Its shocking how organizations are compromised due to administration carelessness such as using default passwords or advertising sensitive information on public sources. Many companies purchase top dollar security solutions however fail at addressing the most common security weakness; enforcing thorough security policies. One popular reconnaissance technic known as Google Hacking (however can use other search engines) can expose confidential information, vulnerabilities and login credentials using Internet search engines. Here are some tips to avoid being abused by Google Hacking or other reconnaissance techniques.
Anything facing the Internet should have very strict security policies implemented to defend against hackers. For starters, all default passwords should be changed using a strong policy. Strong password formats do not contain words found in spoken languages including changing letters to other characters (IE: Ex@mp1e would be considered weak). An example of a good password format is using the first or last letter of a sentence plus numbers and special characters (IE: This Blog Talks About Many Crazy Things CONVERTED WITH FIRST LETTER OF EACH WORD = tbtamct135@!). Also length, expiration time and number of factors impact password security strength. More on passwords can be found HERE
HERE is an example list of default passwords for popular network devices. It’s common to uncover default logins on small neighborhood wireless networks however my team finds default information on large corporate systems as well using targeted Google Hacking queries. Some examples are searching #-Frontpage- inurl:administrator.pwd or inurl:odbc.ini ext:ini –csv for Microsoft and ODBC passwords. Some automated hacker tools use Google Hacking queries to gather system information prior to launching exploits and password cracking efforts. Don’t be a victim to weak passwords!
Know What Is Public Facing:
It is key to protect sensitive information such as vulnerability reports, employee information and confidential records. There are great tools available to audit for sensitive information such as data loss prevention products and compliance tools (more on DLP HERE). Crazy enough, sometimes administrators unknowingly let audit results for confidential information leak to public search engines. One example is searching for audit report headers (IE “This Report Was Generated By Nessus”) to identify vulnerable targets without setting off alarms using penetration testing techniques. Another example is searching for phases such as Classified via intext:classified COMPANY to find sensitive corporate information. Its shocking what is out there.
Some fun search terms are looking for cameras using queries such as Linksys inurl:main.cgi or ViewerFrame?Mode= . Be careful, some people don’t know they are in front of a live camera. Seriously, try it! You can move around cameras and see different parts of the world 🙂
A really good source for finding Google Hacking search terms is Hackers For Charity GHDB (Google Hacking Database) found HERE or at johhny.ihackstuff.com
Harden Web Servers and Applications:
There are vulnerabilities in web applications that automated malicious applications can identify though Google Hacking. Best practice is using strong security procedures for developing web applications as well as hardening all hosting systems.
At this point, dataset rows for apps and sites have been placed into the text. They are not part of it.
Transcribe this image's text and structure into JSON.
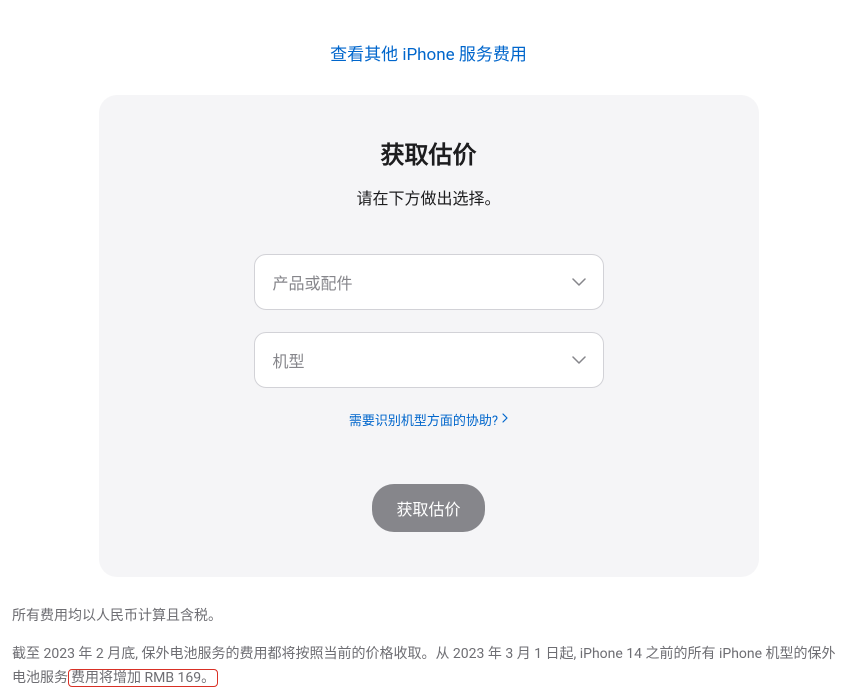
{
  "topLink": "查看其他 iPhone 服务费用",
  "card": {
    "title": "获取估价",
    "subtitle": "请在下方做出选择。",
    "select1": {
      "placeholder": "产品或配件"
    },
    "select2": {
      "placeholder": "机型"
    },
    "helpLink": "需要识别机型方面的协助?",
    "submitButton": "获取估价"
  },
  "footer": {
    "line1": "所有费用均以人民币计算且含税。",
    "line2Part1": "截至 2023 年 2 月底, 保外电池服务的费用都将按照当前的价格收取。从 2023 年 3 月 1 日起, iPhone 14 之前的所有 iPhone 机型的保外电池服务",
    "line2Highlight": "费用将增加 RMB 169。"
  }
}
There are companies such as Cenzic, McAfee and Radware that offer solutions to protect against web based attacks such as cross site scripting. It is also important to verify what is included in source code as well as search engine exclusion lists such as a Robots.txt file typically used to hide information from search engines. Best practice is hiring professionals to simulate hacker activity through a full penetration test. Vulnerability tools are good however only penetration testing will confirm how vulnerable you really are to Google Hacking as well as other attacks. Best practice is also to secure any audit findings from tools and contractors.
Its very important to understand that removing things from the Internet doesn’t guarantee people can’t find them. There are sources such as archive.org and searching a website/robots.txt to identify what content is being hidden or has once been exposed. You may secure things now however an older version may be available displaying sensitive information.
Go ahead and try Google Hacking your organization. What do you see when you google YOURCOMPANY intext:confidential copyright or YOURCOMPANY intitle:index.of inbox dbx to find outlook inboxes. Go to johhny.ihackstuff.com and run some queries against your organization. You can also find more on Google Hacking online and in Google Hacking for Penetration Testers Volume 2 book by Johnny Long.